• **ASSIGNMENT**
Extract every line below that contains the word "this".

• **RECORDS TO USE**
########################################
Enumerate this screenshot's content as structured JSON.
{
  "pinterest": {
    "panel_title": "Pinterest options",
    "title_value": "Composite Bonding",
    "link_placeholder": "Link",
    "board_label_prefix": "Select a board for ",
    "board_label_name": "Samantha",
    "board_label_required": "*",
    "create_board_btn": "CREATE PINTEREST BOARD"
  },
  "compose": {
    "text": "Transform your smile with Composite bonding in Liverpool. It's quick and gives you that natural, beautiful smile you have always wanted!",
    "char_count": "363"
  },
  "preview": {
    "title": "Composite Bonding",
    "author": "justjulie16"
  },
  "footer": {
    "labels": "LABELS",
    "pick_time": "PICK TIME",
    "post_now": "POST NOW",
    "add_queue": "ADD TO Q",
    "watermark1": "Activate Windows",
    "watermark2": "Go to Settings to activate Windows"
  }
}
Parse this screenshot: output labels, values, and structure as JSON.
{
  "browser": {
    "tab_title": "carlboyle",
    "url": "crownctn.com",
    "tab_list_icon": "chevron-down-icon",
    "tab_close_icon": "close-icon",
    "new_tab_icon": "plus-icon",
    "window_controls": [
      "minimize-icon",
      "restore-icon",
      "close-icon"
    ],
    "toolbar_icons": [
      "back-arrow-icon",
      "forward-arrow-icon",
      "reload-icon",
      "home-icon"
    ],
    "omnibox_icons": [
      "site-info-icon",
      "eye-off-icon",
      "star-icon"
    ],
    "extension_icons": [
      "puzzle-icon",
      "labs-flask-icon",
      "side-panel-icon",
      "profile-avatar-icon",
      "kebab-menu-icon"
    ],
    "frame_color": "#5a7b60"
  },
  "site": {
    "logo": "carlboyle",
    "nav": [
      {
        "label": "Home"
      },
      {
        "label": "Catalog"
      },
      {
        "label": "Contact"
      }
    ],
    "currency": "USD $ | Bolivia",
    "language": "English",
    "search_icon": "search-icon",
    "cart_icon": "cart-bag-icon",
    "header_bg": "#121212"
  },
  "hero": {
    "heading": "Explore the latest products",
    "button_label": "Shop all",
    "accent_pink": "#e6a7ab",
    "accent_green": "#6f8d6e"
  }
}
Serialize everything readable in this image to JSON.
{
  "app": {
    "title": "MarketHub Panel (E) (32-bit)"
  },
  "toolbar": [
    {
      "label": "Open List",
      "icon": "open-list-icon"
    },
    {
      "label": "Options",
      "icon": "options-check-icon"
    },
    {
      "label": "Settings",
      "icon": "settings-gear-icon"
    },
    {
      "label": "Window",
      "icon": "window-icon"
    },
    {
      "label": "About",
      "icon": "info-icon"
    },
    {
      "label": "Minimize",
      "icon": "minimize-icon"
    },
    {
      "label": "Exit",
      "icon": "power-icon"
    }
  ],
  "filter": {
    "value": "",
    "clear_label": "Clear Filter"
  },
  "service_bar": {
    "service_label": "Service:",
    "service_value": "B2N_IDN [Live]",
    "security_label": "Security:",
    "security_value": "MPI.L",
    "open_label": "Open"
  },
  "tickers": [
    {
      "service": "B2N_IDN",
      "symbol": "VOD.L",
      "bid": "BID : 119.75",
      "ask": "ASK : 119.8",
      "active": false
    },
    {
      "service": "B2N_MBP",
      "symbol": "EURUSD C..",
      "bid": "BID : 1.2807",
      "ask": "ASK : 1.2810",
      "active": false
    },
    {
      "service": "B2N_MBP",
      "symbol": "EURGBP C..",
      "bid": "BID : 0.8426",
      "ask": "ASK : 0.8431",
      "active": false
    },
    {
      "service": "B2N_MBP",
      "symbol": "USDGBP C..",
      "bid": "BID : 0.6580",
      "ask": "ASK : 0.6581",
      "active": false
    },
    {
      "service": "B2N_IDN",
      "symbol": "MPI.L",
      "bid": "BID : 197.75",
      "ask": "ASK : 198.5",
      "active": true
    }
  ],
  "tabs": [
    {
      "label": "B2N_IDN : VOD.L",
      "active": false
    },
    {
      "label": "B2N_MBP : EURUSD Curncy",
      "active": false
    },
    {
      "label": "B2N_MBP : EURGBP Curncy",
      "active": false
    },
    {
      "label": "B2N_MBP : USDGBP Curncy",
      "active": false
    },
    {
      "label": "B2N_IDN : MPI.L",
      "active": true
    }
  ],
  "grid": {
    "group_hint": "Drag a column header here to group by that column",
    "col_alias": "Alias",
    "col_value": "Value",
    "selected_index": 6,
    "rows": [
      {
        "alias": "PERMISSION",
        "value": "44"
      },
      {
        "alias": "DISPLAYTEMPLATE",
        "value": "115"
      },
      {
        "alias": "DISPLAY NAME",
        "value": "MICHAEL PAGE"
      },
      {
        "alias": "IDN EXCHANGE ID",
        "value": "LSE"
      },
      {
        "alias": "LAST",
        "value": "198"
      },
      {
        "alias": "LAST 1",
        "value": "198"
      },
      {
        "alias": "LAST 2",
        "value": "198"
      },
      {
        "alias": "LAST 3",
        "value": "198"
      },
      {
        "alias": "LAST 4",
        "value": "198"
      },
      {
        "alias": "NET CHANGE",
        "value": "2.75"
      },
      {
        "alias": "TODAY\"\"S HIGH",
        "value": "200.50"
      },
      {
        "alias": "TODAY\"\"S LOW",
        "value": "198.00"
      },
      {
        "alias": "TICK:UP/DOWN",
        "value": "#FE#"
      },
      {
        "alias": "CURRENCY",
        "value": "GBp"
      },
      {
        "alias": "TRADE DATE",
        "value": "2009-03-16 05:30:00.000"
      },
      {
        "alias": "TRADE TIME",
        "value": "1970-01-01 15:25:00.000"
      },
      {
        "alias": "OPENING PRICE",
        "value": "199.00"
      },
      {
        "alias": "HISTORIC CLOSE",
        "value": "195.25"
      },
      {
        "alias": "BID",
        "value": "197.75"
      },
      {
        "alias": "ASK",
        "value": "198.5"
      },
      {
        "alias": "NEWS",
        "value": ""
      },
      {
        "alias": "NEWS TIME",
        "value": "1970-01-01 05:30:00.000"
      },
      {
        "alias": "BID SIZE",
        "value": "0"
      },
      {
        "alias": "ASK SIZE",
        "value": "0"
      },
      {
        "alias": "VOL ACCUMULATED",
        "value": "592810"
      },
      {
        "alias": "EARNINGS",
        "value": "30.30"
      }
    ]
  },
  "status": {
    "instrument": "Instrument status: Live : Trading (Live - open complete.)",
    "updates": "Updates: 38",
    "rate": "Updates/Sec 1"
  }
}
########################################
• **TASK SOLUTION**
Enumerate this screenshot's content as structured JSON.
Parse this screenshot: output labels, values, and structure as JSON.
Serialize everything readable in this image to JSON.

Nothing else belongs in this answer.